▶ Assigned task:
Each record below must be written out exactly as given.
═════ Records to use ═════
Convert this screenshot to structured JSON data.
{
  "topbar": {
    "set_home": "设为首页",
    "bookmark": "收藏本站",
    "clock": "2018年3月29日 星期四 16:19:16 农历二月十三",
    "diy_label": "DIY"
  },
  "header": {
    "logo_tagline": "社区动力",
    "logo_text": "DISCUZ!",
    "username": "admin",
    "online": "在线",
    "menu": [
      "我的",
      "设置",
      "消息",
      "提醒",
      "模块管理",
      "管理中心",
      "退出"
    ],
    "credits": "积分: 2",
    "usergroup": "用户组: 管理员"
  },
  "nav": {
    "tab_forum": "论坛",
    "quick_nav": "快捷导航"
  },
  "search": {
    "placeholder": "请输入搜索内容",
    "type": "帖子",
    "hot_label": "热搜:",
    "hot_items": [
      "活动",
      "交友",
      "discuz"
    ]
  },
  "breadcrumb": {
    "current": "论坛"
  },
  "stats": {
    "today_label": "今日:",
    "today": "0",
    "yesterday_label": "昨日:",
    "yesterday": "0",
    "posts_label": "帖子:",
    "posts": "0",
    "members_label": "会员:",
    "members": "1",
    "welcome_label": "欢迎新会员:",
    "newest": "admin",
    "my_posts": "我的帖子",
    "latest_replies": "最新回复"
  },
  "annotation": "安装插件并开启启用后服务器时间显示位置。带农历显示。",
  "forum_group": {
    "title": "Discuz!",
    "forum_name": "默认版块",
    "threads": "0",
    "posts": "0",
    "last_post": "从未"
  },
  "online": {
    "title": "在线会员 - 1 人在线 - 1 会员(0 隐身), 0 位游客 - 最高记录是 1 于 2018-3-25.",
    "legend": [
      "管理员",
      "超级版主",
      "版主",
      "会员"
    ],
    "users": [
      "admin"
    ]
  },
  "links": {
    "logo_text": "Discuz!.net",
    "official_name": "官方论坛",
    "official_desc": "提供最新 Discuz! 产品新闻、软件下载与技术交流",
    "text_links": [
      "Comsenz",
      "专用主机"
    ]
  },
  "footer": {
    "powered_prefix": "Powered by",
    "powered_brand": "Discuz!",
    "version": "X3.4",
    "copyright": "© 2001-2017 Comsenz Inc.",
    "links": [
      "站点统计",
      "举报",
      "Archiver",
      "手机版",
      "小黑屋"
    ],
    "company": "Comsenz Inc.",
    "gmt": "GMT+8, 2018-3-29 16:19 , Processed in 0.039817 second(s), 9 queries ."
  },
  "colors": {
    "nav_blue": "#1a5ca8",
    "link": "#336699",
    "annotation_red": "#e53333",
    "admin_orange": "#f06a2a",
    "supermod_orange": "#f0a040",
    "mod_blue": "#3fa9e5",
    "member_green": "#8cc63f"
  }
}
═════
▶ Your response:
Convert this screenshot to structured JSON data.
{
  "topbar": {
    "set_home": "设为首页",
    "bookmark": "收藏本站",
    "clock": "2018年3月29日 星期四 16:19:16 农历二月十三",
    "diy_label": "DIY"
  },
  "header": {
    "logo_tagline": "社区动力",
    "logo_text": "DISCUZ!",
    "username": "admin",
    "online": "在线",
    "menu": [
      "我的",
      "设置",
      "消息",
      "提醒",
      "模块管理",
      "管理中心",
      "退出"
    ],
    "credits": "积分: 2",
    "usergroup": "用户组: 管理员"
  },
  "nav": {
    "tab_forum": "论坛",
    "quick_nav": "快捷导航"
  },
  "search": {
    "placeholder": "请输入搜索内容",
    "type": "帖子",
    "hot_label": "热搜:",
    "hot_items": [
      "活动",
      "交友",
      "discuz"
    ]
  },
  "breadcrumb": {
    "current": "论坛"
  },
  "stats": {
    "today_label": "今日:",
    "today": "0",
    "yesterday_label": "昨日:",
    "yesterday": "0",
    "posts_label": "帖子:",
    "posts": "0",
    "members_label": "会员:",
    "members": "1",
    "welcome_label": "欢迎新会员:",
    "newest": "admin",
    "my_posts": "我的帖子",
    "latest_replies": "最新回复"
  },
  "annotation": "安装插件并开启启用后服务器时间显示位置。带农历显示。",
  "forum_group": {
    "title": "Discuz!",
    "forum_name": "默认版块",
    "threads": "0",
    "posts": "0",
    "last_post": "从未"
  },
  "online": {
    "title": "在线会员 - 1 人在线 - 1 会员(0 隐身), 0 位游客 - 最高记录是 1 于 2018-3-25.",
    "legend": [
      "管理员",
      "超级版主",
      "版主",
      "会员"
    ],
    "users": [
      "admin"
    ]
  },
  "links": {
    "logo_text": "Discuz!.net",
    "official_name": "官方论坛",
    "official_desc": "提供最新 Discuz! 产品新闻、软件下载与技术交流",
    "text_links": [
      "Comsenz",
      "专用主机"
    ]
  },
  "footer": {
    "powered_prefix": "Powered by",
    "powered_brand": "Discuz!",
    "version": "X3.4",
    "copyright": "© 2001-2017 Comsenz Inc.",
    "links": [
      "站点统计",
      "举报",
      "Archiver",
      "手机版",
      "小黑屋"
    ],
    "company": "Comsenz Inc.",
    "gmt": "GMT+8, 2018-3-29 16:19 , Processed in 0.039817 second(s), 9 queries ."
  },
  "colors": {
    "nav_blue": "#1a5ca8",
    "link": "#336699",
    "annotation_red": "#e53333",
    "admin_orange": "#f06a2a",
    "supermod_orange": "#f0a040",
    "mod_blue": "#3fa9e5",
    "member_green": "#8cc63f"
  }
}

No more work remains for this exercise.